Number Sense and the Common Core: Rudimentary Math Skills

Number Sense is King.

A child's development of number sense is of utmost importance. Not only does it predict a student's future success in mathematics, it may also predict future success in literacy. Because of it's importance, early Number Sense should be one of the primary focuses of any kindergarten program. "Unfortunately, too many traditional programs move directly from [the rudimentary concepts of math] to addition and subtraction, leaving students with a very limited collection of ideas about number to bring to these new topics. The result is often that children continue to count by ones to solve simple story problems and have difficulty mastering basic facts. Early number sense development should demand significantly more attention than it is given in most traditional K-2 programs" (Walle and Lovin 2006).

One benefit of the Common Core, is that we, as teachers, do not (and should not) have to depend on textbook companies to interpret the Common Core for us, we can use the Core itself as the basis for our teaching, and all of the concepts listed on the Core (except for measurement and geometry) fit squarely into one or more of the areas that constitute Number Sense.

Rudimentary Math Skills


Counting is not a component of number sense, but I mention it here because it is one of the rudimentary concepts that a child needs to develop before they begin to work with numbers. I am referring here to counting by rote, or memorizing the number names and their sequence. The following songs teach rote counting.

The following Common Core standard refers to rote counting:

Count to 100 by ones and by tens.

One-to-One Correspondence

A rudimentary concept, one-to-one correspondence (as explained in the following video) is a child's ability to match their rote counting sequence to one and only one object that they are counting. Some children arrive in kindergarten with this ability, but many do not.

This Common Core standard is referring to as one-to-one correspondence:

When counting objects, say the number names in the standard order, pairing each object with one and only one number name and each number name with one and only one object.

This Common Core standard involves one-to-one correspondence, however, it is important to remember that standards like this include writing skills, and, therefore, are not wholly mathematical.
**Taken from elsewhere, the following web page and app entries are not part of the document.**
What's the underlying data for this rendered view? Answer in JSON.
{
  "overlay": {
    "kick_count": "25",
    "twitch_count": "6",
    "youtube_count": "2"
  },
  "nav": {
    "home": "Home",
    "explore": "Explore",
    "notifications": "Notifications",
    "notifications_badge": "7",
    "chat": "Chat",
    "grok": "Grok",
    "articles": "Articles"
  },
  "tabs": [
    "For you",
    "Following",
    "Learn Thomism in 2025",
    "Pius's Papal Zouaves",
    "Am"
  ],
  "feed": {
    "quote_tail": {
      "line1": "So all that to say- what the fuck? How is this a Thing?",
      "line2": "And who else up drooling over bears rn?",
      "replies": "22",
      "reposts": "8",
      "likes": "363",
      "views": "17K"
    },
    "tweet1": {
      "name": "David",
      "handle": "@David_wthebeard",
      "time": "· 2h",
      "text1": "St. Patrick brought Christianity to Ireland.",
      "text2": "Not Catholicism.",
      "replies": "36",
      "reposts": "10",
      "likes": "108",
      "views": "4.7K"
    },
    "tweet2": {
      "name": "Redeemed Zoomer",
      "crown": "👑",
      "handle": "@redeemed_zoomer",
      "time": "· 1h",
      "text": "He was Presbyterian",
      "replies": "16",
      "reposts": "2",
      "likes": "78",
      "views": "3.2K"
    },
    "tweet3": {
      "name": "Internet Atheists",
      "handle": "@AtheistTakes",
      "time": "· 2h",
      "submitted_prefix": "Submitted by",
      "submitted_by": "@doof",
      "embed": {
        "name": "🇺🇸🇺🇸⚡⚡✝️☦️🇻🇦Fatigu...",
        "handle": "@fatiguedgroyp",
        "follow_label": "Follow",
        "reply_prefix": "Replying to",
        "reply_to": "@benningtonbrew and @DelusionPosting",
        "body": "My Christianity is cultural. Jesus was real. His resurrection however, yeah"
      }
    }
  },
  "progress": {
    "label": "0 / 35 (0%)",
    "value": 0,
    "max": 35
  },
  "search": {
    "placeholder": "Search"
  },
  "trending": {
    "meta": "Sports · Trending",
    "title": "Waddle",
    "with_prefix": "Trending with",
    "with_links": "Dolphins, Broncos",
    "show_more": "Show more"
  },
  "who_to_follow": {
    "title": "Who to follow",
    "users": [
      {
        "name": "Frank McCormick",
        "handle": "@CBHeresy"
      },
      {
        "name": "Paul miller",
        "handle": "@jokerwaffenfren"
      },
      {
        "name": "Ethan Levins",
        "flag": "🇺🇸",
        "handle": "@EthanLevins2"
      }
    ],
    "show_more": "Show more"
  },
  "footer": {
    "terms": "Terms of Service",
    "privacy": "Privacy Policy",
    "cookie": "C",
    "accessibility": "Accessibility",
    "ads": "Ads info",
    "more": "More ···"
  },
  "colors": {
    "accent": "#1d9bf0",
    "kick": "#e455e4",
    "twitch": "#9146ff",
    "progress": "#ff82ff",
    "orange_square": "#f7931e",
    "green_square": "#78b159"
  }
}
A child's fine motor development should be taken into account, and the methodology of teaching writing skills should be used:

Write numbers from 0 to 20. Represent a number of objects with a written numeral 0-20 (with 0 representing a count of no objects).

Conservation of Number

Another foundational skill is an understanding that the organization of a group of objects does not change the amount of objects. The following child is struggling with conservation of number:

"What children see plays an important part in their understanding of the world... When adults watch a child count out eight objects and then say that there are more than eight when the objects are spread out, it is often difficult to understand how the child is thinking. However, imagine some situations in which we adults are also fooled by our perceptions. Thirty adults in a room may seem, even to us, like more people than if we saw thirty children in that same room. If we don't actually count, our estimate of the number of people might reflect that general impression. Our experiences over long periods of time have taught us to check our perceptions and trust our logic when perception and logic contradict each other. Children, however, are still tied strongly to their perception. They need many different experiences, along with maturation, before they understand what we describe as conservation of number" (Richardson 1999).

When we involve children in activities that develop number conservation, we are working the following Common Core standards:

Understand that the last number name said tells the number of objects counted. The number of objects is the same regardless of their arrangement or the order in which they were counted.

Count to answer "how many?" questions about as many as 20 things arranged in a line, a rectangular array, or a circle, or as many as 10 things in a scattered configuration; given a number from 1-20, count out that many objects.

In the next post, we will discuss the components of number sense and how they relate to the rest of the Common Core. Stay tuned!